The Running Shoes
November 21, 2011
The class had started. The noise of 8th graders taking out their textbooks, pens and pencils filled the room. An unfamiliar girl standing next to the homeroom teacher grabbed everyone’s attention.
She was tall and thin, but different from typical teenagers who usually seem shy and look crouched. She stood up straight, looking at our class with a slight smile on her face. I tend to compare people to animals and she looked like an elite race horse. Long legs, great posture, shiny black hair and big wise eyes of the same colour.
“This is Elena Fedotova. She is our new classmate,” announced our homeroom teacher.
“Hello,” said Elena and took the nearest empty seat.
During the breaks, most of the class gathered around her, eager to know more about Elena. It turned out that she had come from another city and that she was an orphan living with her grandparents.
That day in Physical Education we were doing running drills. The teacher broke us up into pairs, and it turned out I was running with Elena. Until then, I held the best time in those running drills, but Elena was faster than me by two seconds. Once again, she reminded me of a race horse. Her run was so powerful and graceful! The teacher even said, “If you practise enough, you will be setting new records here.”
We frequently competed with her in running, but purely as friends. It was no surprise that she was faster, but my results were getting better. After another run, on our way to changing rooms, she told me that she wanted to get into a sports college. I supported her idea since she really had the potential.
During the summer break, I got an unpleasant call from our homeroom teacher: “Elena was hit by a car and she is in the hospital now. We’re going to see her today.”

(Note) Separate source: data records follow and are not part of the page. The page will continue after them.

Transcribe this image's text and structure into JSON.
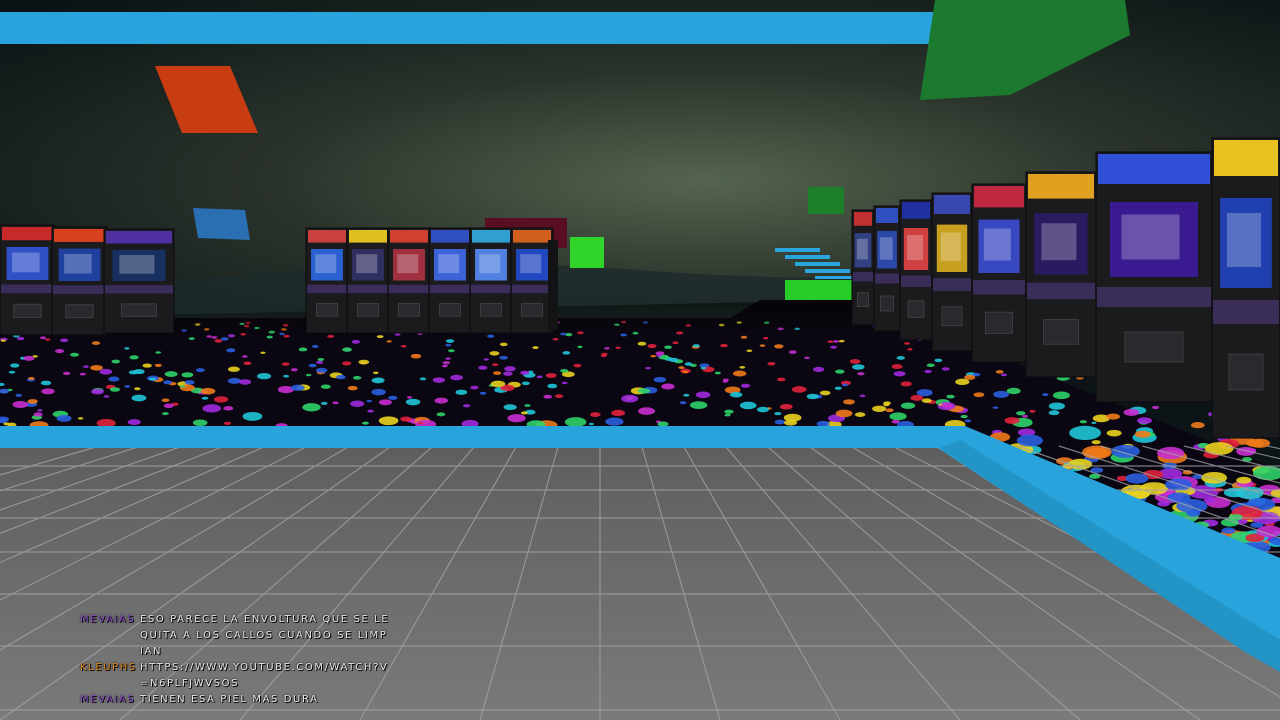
{
  "game": {
    "scene": "arcade-room"
  },
  "colors": {
    "trim": "#29a3db",
    "sky_top": "#0a1216",
    "sky_glow": "#5a6a55",
    "floor_tile": "#6e6e6e",
    "grid_line": "#9a9a9a",
    "carpet": "#0b0712",
    "float_red": "#c83c12",
    "float_green": "#1a7a2e",
    "float_blue": "#2a6fb2",
    "float_bright_green": "#2ed32a"
  },
  "chat": {
    "messages": [
      {
        "nick": "MEVAIAS",
        "nick_color": "#8a4fc8",
        "text": "ESO PARECE LA ENVOLTURA QUE SE LE QUITA A LOS CALLOS CUANDO SE LIMPIAN"
      },
      {
        "nick": "KLEUPHS",
        "nick_color": "#e08a1a",
        "text": "HTTPS://WWW.YOUTUBE.COM/WATCH?V=N6PLFJWVSOS"
      },
      {
        "nick": "MEVAIAS",
        "nick_color": "#8a4fc8",
        "text": "TIENEN ESA PIEL MAS DURA"
      }
    ]
  }
}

Some drunk driver had hit her while she was riding her bicycle and had disappeared from the scene. There were no witnesses, and he was not found and proven guilty.

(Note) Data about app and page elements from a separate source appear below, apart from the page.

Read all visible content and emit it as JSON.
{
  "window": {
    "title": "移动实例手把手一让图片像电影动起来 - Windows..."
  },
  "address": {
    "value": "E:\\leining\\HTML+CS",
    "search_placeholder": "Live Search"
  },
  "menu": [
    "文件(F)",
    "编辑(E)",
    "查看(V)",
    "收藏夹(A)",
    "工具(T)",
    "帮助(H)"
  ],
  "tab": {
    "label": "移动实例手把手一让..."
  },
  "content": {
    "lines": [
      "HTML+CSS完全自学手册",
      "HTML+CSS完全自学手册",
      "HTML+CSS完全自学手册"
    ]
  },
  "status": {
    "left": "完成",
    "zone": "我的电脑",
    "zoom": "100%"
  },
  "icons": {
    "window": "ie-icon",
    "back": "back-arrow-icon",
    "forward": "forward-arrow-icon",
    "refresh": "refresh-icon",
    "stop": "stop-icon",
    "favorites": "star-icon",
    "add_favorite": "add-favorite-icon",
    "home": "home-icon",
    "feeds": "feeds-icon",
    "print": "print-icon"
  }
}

The injuries were so bad that the doctors could only amputate her whole leg.
I decided to see her alone, without my classmates. It was hard to imagine the horror of her tragedy—her whole future was in her legs, and she wanted to go into sports, but now she had to let go of her dreams. I expected to see her in hysteria and depression and was ready to calm her down, but, as it turned out, she did not need that.
When I came into the hospital room, Elena was lying there covered with bruises and abrasions. I was shocked and tears filled my eyes, but she turned her face to me and with an empty smile said, “Hello.” It was me who wanted to burst into tears and cry, but there wasn’t a single tear in her eyes. They were filled with pain and resignation.
“Dasha, don’t cry,” she said. “And don’t look at me so!”
I sent her a questioning look.
“As if I’m disabled”, she clarified. “I’m not! And I don’t want you to pity me.”
I said, “I admire your courage, Lena” and sat next to her.
She asked me to take out a box under her bed. It was a Reebok shoes box. She opened it and took out a pair of expensive, brand new running shoes.
“My aunt bought these for me in Moscow. These are official running shoes from the last Olympiad. I kept them for a special moment; I did not want to wear them for everyday practises. There is no point of me keeping them anymore. Here,” she gave me the shoe box. “They’re yours.”
“Maybe you could still wear them?” I tried to convince her.
She laughed and said, “Well, maybe in my dreams.”
This visit affected me in a very deep way. Since then, I don’t put anything away for a special moment because it might never come. Now it seems that it’s only worth it to value the very moment you’re living in and what you have in this very moment.
In a month, Elena went to Moscow to live with her aunt, where she could get a much better artificial limb. From her letters, I found out that she was preparing to go to medical school. As she said, she wanted to be “useful” to this world. I had no doubt about her decision.
In the letters Elena always asked me if I'd been running in those shoes. The answer was “yes.” Even though they were big for me, I wore them every run. One day I felt as if these shoes called me to run, as if they were saying, “Wear me! Let’s go jogging!” I mailed Lena about it. She replied that she dreamed about a run that day.
Three years after the accident, I received a letter from Elena. It was a picture of her on the running track. She was running with a prosthetic leg, like a race horse, as I remembered her. There were the same Reeboks on her feet. At this moment I understood why she said that she was not a disabled person. A disabled person is not the one who is missing a leg, but the one who whines about his injury (physical or spiritual) and just waits for someone who will pity and comfort him. Disability is a lack of spirit, not a part of the body. Elena is not a disabled person; she is person with strong spirit and will. I admire and follow her example.
~ 927 words.